@erlend_sh - So, wouldn’t migrating the database break all those inbound links? That’s bad, right?
Some operators are archiving the old threads (read-only), and starting fresh with new software - often the first and final post on an archived topic a link to the new version(s) of that topic - providing for referencing legacy content, formatting and link management without mangling the content itself (or trying to force the new platform to meet outdated requirements - as @Lee_Ars USENET migration post addresses.)
Note that we also had this discussion when Blogs began to emerge as a replacement for many forums - and the general thought then was: Abandon it all - thought that thinking was probably the result of concluding that forums were the wrong format altogether for the discussions at hand.
So, perhaps this question should fork?
At what point is the costs of migration (technical, format-loss, legacy-link loss, etc.) exceed the benefits when migrating to a significantly/functionally different platform?
I’m fascinated that many of the reasons I hear FOR migration can instead be argued to be the reason to NOT migrate the data, but to instead leave it intact and then integrated with the new platform (whatever that is.)
I’m watching the proboards version migration in progress now, and it is a huge mess - outbound image links and internally stored files are breaking everywhere - search is non-responsive and pages are timing out everywhere. They don’t have a choice but to migrate - but it seems that non-standard options, customization, and plugins may be the destroyer of their worlds. Without a doubt there are people considering leaving, except they feel “locked in” by their data. “Lock-in” is something the platform providers think of as a “business advantage.”

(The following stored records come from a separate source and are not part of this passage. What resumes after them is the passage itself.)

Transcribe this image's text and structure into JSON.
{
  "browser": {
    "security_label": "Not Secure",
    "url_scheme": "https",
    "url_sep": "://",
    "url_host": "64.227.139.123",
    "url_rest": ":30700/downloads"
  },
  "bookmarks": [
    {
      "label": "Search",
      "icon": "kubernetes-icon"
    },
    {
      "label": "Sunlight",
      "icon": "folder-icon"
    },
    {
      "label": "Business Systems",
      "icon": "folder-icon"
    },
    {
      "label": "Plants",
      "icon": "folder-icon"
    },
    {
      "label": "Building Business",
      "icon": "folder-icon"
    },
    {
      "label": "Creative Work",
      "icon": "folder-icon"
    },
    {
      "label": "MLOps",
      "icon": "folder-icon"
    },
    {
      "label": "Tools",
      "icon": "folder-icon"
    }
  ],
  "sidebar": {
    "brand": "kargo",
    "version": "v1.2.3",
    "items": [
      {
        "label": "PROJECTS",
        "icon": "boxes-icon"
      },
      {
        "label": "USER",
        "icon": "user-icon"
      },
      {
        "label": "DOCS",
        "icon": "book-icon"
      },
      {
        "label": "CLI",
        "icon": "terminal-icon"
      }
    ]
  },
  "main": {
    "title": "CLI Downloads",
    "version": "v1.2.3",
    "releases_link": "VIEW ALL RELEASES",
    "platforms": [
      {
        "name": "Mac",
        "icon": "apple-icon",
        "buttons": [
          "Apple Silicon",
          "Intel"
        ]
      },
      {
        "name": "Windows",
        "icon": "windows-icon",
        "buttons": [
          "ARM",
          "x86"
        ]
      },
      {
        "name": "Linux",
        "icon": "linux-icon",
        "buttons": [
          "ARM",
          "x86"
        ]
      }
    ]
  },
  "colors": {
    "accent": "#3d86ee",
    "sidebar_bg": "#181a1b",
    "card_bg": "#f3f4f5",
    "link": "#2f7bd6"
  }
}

Portability should be a serious industry discussion - but forum platform business models have been haphazard at best, and scrambling for customers has caused migration planning to be shunted off to the pile of features that is “nice-to-have” instead of core the long-term-health of the platform developers. Forum platform sales says “Yes! We will customize your forum”, and engineering delivers yet another non-portable/upgradable solution - furthering lock-in, but hamstringing innovation.
Platforms should compete on presentations, features, and service - a good platform should have import/export from the start. Perhaps an industry standard is in order? Forums are woefully missing from http://microformats.org/ (Is this another fork?)
I’m truly glad to hear that Ars is happy, apparently indefinitely, with their current audience and solution - some people still prefer command-line OS interfaces as well (no insult here, as I have CYGWYN on my desktop). But, I worked at Yahoo! for 5 years on social products (including forum and group redesigns) and can tell you from research and direct experience : Forum software (circa 2008) is seen as archaic and unusable by the vast majority of the English speaking world. Since 2000, the internet has grown more than 10x in users - have forums? From the numbers I’ve seen, the answer is not even close.
I HOPE that it isn’t the case that other people who jumped in early and built forum-based communities feel they must reluctantly stick with their aging platform waiting on a migration path that will never come (or perhaps never should.)